===== Dataset excerpts =====
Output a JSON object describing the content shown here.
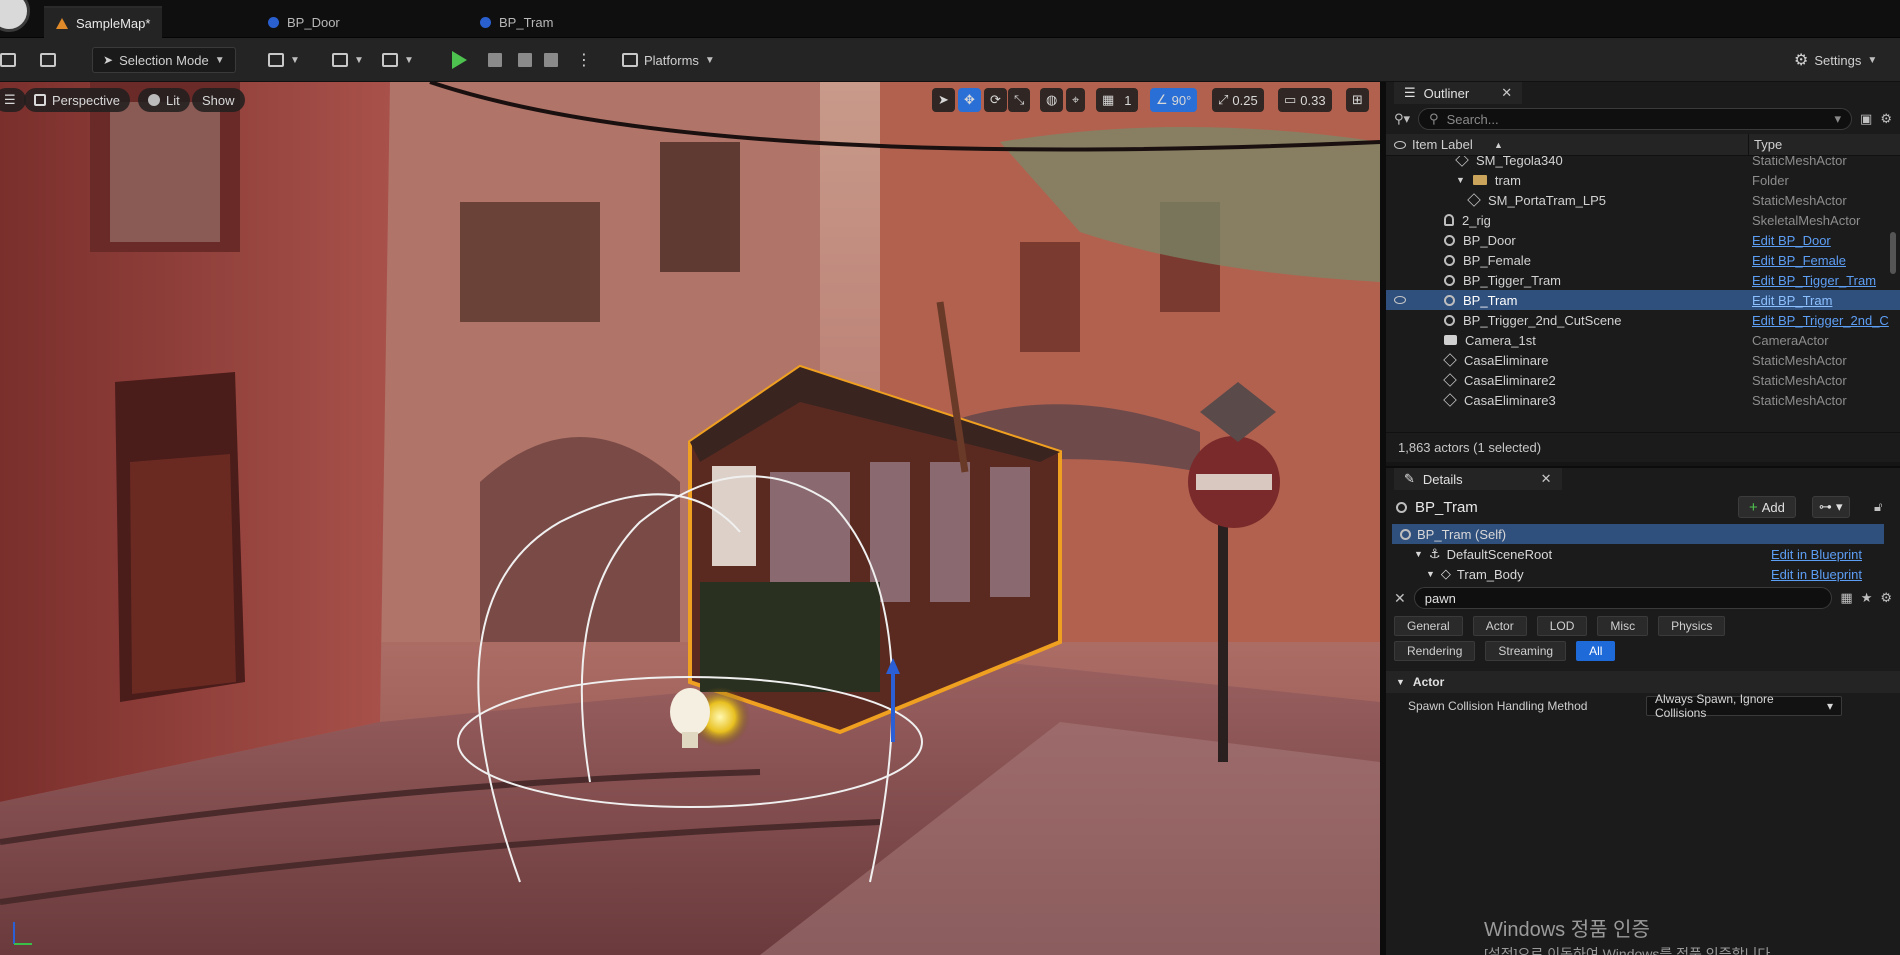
{
  "tabs": [
    {
      "label": "SampleMap*",
      "icon": "map-icon",
      "active": true
    },
    {
      "label": "BP_Door",
      "icon": "blueprint-icon",
      "active": false
    },
    {
      "label": "BP_Tram",
      "icon": "blueprint-icon",
      "active": false
    }
  ],
  "toolbar": {
    "selection_mode": "Selection Mode",
    "platforms": "Platforms",
    "settings": "Settings"
  },
  "viewport": {
    "perspective": "Perspective",
    "lit": "Lit",
    "show": "Show",
    "grid_snap": "1",
    "rotation_snap": "90°",
    "scale_snap": "0.25",
    "camera_speed": "0.33"
  },
  "outliner": {
    "title": "Outliner",
    "search_placeholder": "Search...",
    "col_label": "Item Label",
    "col_type": "Type",
    "items": [
      {
        "label": "SM_Tegola340",
        "type": "StaticMeshActor",
        "icon": "mesh-icon",
        "indent": 1,
        "link": false
      },
      {
        "label": "tram",
        "type": "Folder",
        "icon": "folder-icon",
        "indent": 1,
        "link": false
      },
      {
        "label": "SM_PortaTram_LP5",
        "type": "StaticMeshActor",
        "icon": "mesh-icon",
        "indent": 2,
        "link": false
      },
      {
        "label": "2_rig",
        "type": "SkeletalMeshActor",
        "icon": "skeletal-icon",
        "indent": 0,
        "link": false
      },
      {
        "label": "BP_Door",
        "type": "Edit BP_Door",
        "icon": "pawn-icon",
        "indent": 0,
        "link": true
      },
      {
        "label": "BP_Female",
        "type": "Edit BP_Female",
        "icon": "pawn-icon",
        "indent": 0,
        "link": true
      },
      {
        "label": "BP_Tigger_Tram",
        "type": "Edit BP_Tigger_Tram",
        "icon": "pawn-icon",
        "indent": 0,
        "link": true
      },
      {
        "label": "BP_Tram",
        "type": "Edit BP_Tram",
        "icon": "pawn-icon",
        "indent": 0,
        "link": true,
        "selected": true
      },
      {
        "label": "BP_Trigger_2nd_CutScene",
        "type": "Edit BP_Trigger_2nd_C",
        "icon": "pawn-icon",
        "indent": 0,
        "link": true
      },
      {
        "label": "Camera_1st",
        "type": "CameraActor",
        "icon": "camera-icon",
        "indent": 0,
        "link": false
      },
      {
        "label": "CasaEliminare",
        "type": "StaticMeshActor",
        "icon": "mesh-icon",
        "indent": 0,
        "link": false
      },
      {
        "label": "CasaEliminare2",
        "type": "StaticMeshActor",
        "icon": "mesh-icon",
        "indent": 0,
        "link": false
      },
      {
        "label": "CasaEliminare3",
        "type": "StaticMeshActor",
        "icon": "mesh-icon",
        "indent": 0,
        "link": false
      }
    ],
    "footer": "1,863 actors (1 selected)"
  },
  "details": {
    "title": "Details",
    "actor_name": "BP_Tram",
    "add_label": "Add",
    "components": [
      {
        "label": "BP_Tram (Self)",
        "link": ""
      },
      {
        "label": "DefaultSceneRoot",
        "link": "Edit in Blueprint"
      },
      {
        "label": "Tram_Body",
        "link": "Edit in Blueprint"
      }
    ],
    "search_value": "pawn",
    "filters": [
      "General",
      "Actor",
      "LOD",
      "Misc",
      "Physics",
      "Rendering",
      "Streaming",
      "All"
    ],
    "active_filter": "All",
    "category": "Actor",
    "property_label": "Spawn Collision Handling Method",
    "property_value": "Always Spawn, Ignore Collisions"
  },
  "watermark": {
    "line1": "Windows 정품 인증",
    "line2": "[설정]으로 이동하여 Windows를 정품 인증합니다."
  },
  "colors": {
    "accent": "#1f6ad9",
    "selection": "#2f4f7d",
    "link": "#5d9ef5",
    "play": "#4ec24e",
    "highlight_outline": "#f0a020"
  }
}
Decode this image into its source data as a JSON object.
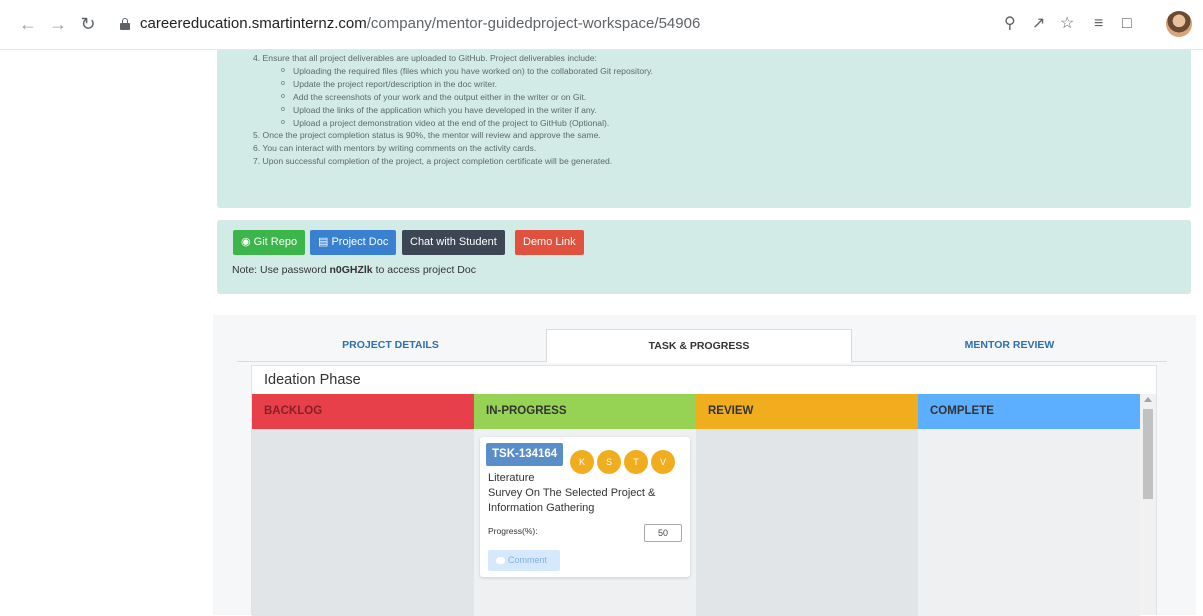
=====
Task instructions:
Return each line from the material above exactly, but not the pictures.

Answer box:
Output a JSON object describing the content shown here.
{
  "tabs": [
    {
      "label": "SampleMap*",
      "icon": "map-icon",
      "active": true
    },
    {
      "label": "BP_Door",
      "icon": "blueprint-icon",
      "active": false
    },
    {
      "label": "BP_Tram",
      "icon": "blueprint-icon",
      "active": false
    }
  ],
  "toolbar": {
    "selection_mode": "Selection Mode",
    "platforms": "Platforms",
    "settings": "Settings"
  },
  "viewport": {
    "perspective": "Perspective",
    "lit": "Lit",
    "show": "Show",
    "grid_snap": "1",
    "rotation_snap": "90°",
    "scale_snap": "0.25",
    "camera_speed": "0.33"
  },
  "outliner": {
    "title": "Outliner",
    "search_placeholder": "Search...",
    "col_label": "Item Label",
    "col_type": "Type",
    "items": [
      {
        "label": "SM_Tegola340",
        "type": "StaticMeshActor",
        "icon": "mesh-icon",
        "indent": 1,
        "link": false
      },
      {
        "label": "tram",
        "type": "Folder",
        "icon": "folder-icon",
        "indent": 1,
        "link": false
      },
      {
        "label": "SM_PortaTram_LP5",
        "type": "StaticMeshActor",
        "icon": "mesh-icon",
        "indent": 2,
        "link": false
      },
      {
        "label": "2_rig",
        "type": "SkeletalMeshActor",
        "icon": "skeletal-icon",
        "indent": 0,
        "link": false
      },
      {
        "label": "BP_Door",
        "type": "Edit BP_Door",
        "icon": "pawn-icon",
        "indent": 0,
        "link": true
      },
      {
        "label": "BP_Female",
        "type": "Edit BP_Female",
        "icon": "pawn-icon",
        "indent": 0,
        "link": true
      },
      {
        "label": "BP_Tigger_Tram",
        "type": "Edit BP_Tigger_Tram",
        "icon": "pawn-icon",
        "indent": 0,
        "link": true
      },
      {
        "label": "BP_Tram",
        "type": "Edit BP_Tram",
        "icon": "pawn-icon",
        "indent": 0,
        "link": true,
        "selected": true
      },
      {
        "label": "BP_Trigger_2nd_CutScene",
        "type": "Edit BP_Trigger_2nd_C",
        "icon": "pawn-icon",
        "indent": 0,
        "link": true
      },
      {
        "label": "Camera_1st",
        "type": "CameraActor",
        "icon": "camera-icon",
        "indent": 0,
        "link": false
      },
      {
        "label": "CasaEliminare",
        "type": "StaticMeshActor",
        "icon": "mesh-icon",
        "indent": 0,
        "link": false
      },
      {
        "label": "CasaEliminare2",
        "type": "StaticMeshActor",
        "icon": "mesh-icon",
        "indent": 0,
        "link": false
      },
      {
        "label": "CasaEliminare3",
        "type": "StaticMeshActor",
        "icon": "mesh-icon",
        "indent": 0,
        "link": false
      }
    ],
    "footer": "1,863 actors (1 selected)"
  },
  "details": {
    "title": "Details",
    "actor_name": "BP_Tram",
    "add_label": "Add",
    "components": [
      {
        "label": "BP_Tram (Self)",
        "link": ""
      },
      {
        "label": "DefaultSceneRoot",
        "link": "Edit in Blueprint"
      },
      {
        "label": "Tram_Body",
        "link": "Edit in Blueprint"
      }
    ],
    "search_value": "pawn",
    "filters": [
      "General",
      "Actor",
      "LOD",
      "Misc",
      "Physics",
      "Rendering",
      "Streaming",
      "All"
    ],
    "active_filter": "All",
    "category": "Actor",
    "property_label": "Spawn Collision Handling Method",
    "property_value": "Always Spawn, Ignore Collisions"
  },
  "watermark": {
    "line1": "Windows 정품 인증",
    "line2": "[설정]으로 이동하여 Windows를 정품 인증합니다."
  },
  "colors": {
    "accent": "#1f6ad9",
    "selection": "#2f4f7d",
    "link": "#5d9ef5",
    "play": "#4ec24e",
    "highlight_outline": "#f0a020"
  }
}
Decode this image into its source data as a JSON object.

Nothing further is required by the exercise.